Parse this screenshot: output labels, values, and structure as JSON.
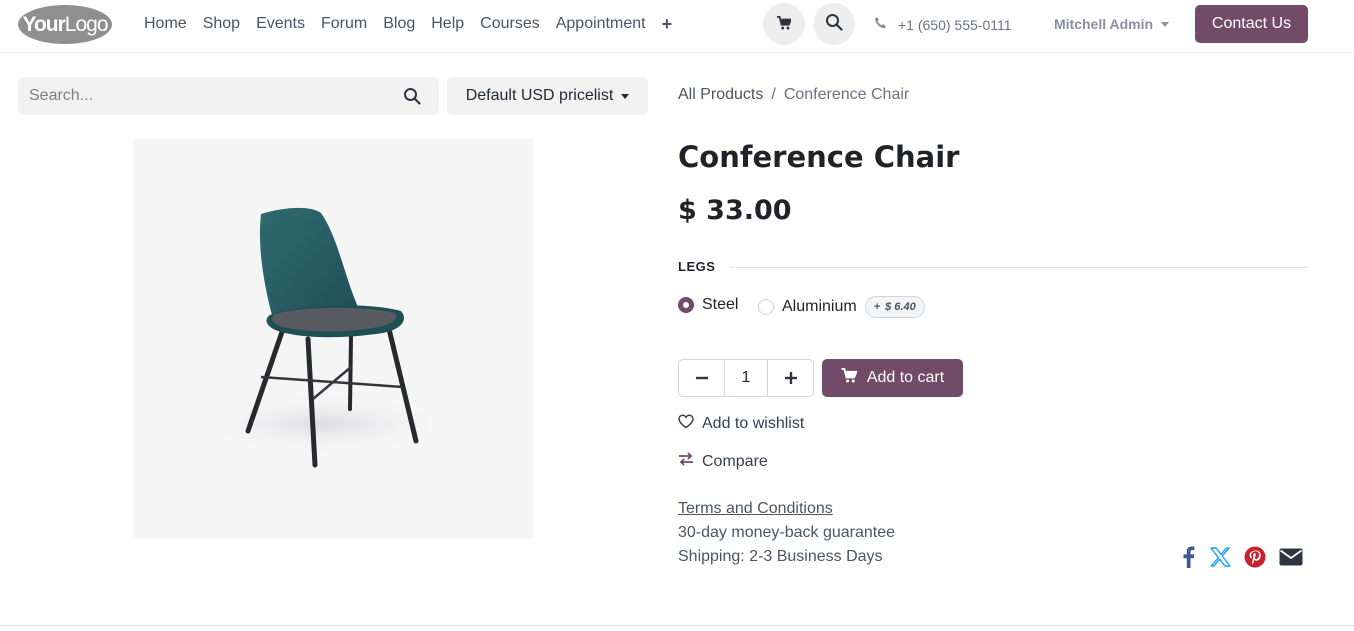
{
  "header": {
    "logo": {
      "bold": "Your",
      "light": "Logo"
    },
    "nav": [
      "Home",
      "Shop",
      "Events",
      "Forum",
      "Blog",
      "Help",
      "Courses",
      "Appointment"
    ],
    "nav_more": "+",
    "phone": "+1 (650) 555-0111",
    "user": "Mitchell Admin",
    "contact_button": "Contact Us"
  },
  "search": {
    "placeholder": "Search..."
  },
  "pricelist": {
    "label": "Default USD pricelist"
  },
  "breadcrumb": {
    "parent": "All Products",
    "separator": "/",
    "current": "Conference Chair"
  },
  "product": {
    "name": "Conference Chair",
    "price": "$ 33.00",
    "attribute": {
      "label": "LEGS",
      "options": [
        {
          "label": "Steel",
          "checked": true
        },
        {
          "label": "Aluminium",
          "checked": false,
          "extra_sign": "+",
          "extra_price": "$ 6.40"
        }
      ]
    },
    "quantity": "1",
    "add_to_cart": "Add to cart",
    "wishlist": "Add to wishlist",
    "compare": "Compare",
    "terms": "Terms and Conditions",
    "guarantee": "30-day money-back guarantee",
    "shipping": "Shipping: 2-3 Business Days"
  },
  "colors": {
    "brand": "#714b67",
    "facebook": "#3b5998",
    "x": "#1da1f2",
    "pinterest": "#c8232c",
    "email": "#2f3440"
  },
  "icons": [
    "cart-icon",
    "search-icon",
    "phone-icon",
    "heart-icon",
    "compare-icon",
    "facebook-icon",
    "x-icon",
    "pinterest-icon",
    "email-icon"
  ]
}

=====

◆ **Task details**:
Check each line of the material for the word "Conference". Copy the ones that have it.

◆ **Problem solution**:
    "current": "Conference Chair"
    "name": "Conference Chair",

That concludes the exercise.